They are not siblings so don’t pick fights expecting them to love you anyway, like your little brother does. Roommates have to have good reasons to like you. Do your fair share of taking care of your room or apartment. It’s not fun to live with a slob. It’s also important to not be run over, so set appropriate boundaries. Outline shared duties and stick to it.  Of course, there may be times you help each other out in a pinch, but if you’re the one always getting caught in their pinch, that won’t work. Nor will it work if they’re always having to do your part.

Treat your roommates with respect and never gossip about them with others.  The objective is to get along with them so college life will be a pleasant experience for you and them.   
10. Use your money wisely.

You can’t have everything you want, so don’t call us when the well runs dry.  Just be wise with what you have.  The story is told of a college student who wrote to his dad saying, “Dear Dad, No mon, no fun. Your son”.  The reply came back, “Dear son, so sad, too bad. Your dad.”  Since we love and want you to succeed we won’t interfere with your progress by making your road too easy.
Here’s an important little warning. Far too many students get caught up in credit card debt. You need to live within your means, not your parents’s means. Financial expert Dave Ramsey gives wise counsel on the use of credit cards. It’s simple: “Don’t use them.” They‘re enslaving. And remember, you are not a bank, so don’t loan money. Loaning money is a sure-fire way to lose a friend. When they can’t pay it back they will avoid you like the plague. If they ask, just say, “I wish I could, but I can’t.”
11. Be active in your college ward.  

Don’t ward hop. Some students go from one ward to the next and never really belong. Have your membership records sent to your assigned ward, accept callings, and be involved. This is the Lord’s plan to help keep you safely watched over by home teachers, visiting teachers, and a caring bishop. It will give you opportunities to serve, and bring you a great deal of comfort and fun as you are involved in ward activities.

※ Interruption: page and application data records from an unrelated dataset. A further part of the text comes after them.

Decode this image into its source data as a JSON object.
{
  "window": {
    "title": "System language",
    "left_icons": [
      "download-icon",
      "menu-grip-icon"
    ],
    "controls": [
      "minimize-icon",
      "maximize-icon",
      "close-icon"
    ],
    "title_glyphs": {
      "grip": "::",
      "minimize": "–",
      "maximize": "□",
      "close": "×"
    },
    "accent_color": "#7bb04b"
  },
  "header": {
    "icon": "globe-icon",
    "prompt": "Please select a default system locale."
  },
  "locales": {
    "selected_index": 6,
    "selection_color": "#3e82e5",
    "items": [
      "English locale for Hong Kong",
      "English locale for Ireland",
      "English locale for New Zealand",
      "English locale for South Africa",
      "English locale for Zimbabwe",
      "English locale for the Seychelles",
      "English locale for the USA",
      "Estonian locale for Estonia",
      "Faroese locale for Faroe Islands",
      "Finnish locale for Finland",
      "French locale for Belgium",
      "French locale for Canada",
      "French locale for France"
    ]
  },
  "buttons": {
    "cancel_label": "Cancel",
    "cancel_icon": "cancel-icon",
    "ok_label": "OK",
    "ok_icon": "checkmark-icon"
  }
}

12. Take care of yourself.

Eat healthy food. Don’t skip meals, it will take a toll on your ability to be alert and retain information. Same with sleep. You body and brain require a good night’s rest. Dr. David Garrison, a university physician, says, “Lack of sleep affects academic performance more than you think.”  You can’t think clearly without it and It’s a fact that without sufficient sleep you become a sure-fire candidate for illness. (The Daily Colegian online, 11/29/05)  You are not invincible.

Your body needs good food and rest to replenish and function properly.   Be safe. Choose safe friends who honor your values. Walk in safe places. Recently a coed running alone along a wooded area near the Provo River, in the middle of the day, was beaten and raped. Guard yourself! If you run, do it in open areas where others are present. Don’t go out alone at night. Go in pairs or groups, like the missionaries do. It’s for your safety.  

The greatest safety of all is in living the teachings of Jesus Christ. Rely on Him.  Pray always for guidance, then listen carefully for the whisperings of the Holy Ghost. Do this and you will feel Heavenly Father’s protecting arms around you.

College in many respects is the first real journey into adulthood.  Both parents and children need to recognize this and build on it.  A parent who becomes over indulgent and ready to immediately rescue the poor decisions of their children create an unreal world and an unrealistic expectation. We hope these suggestions will help you prepare your child for this most important journey.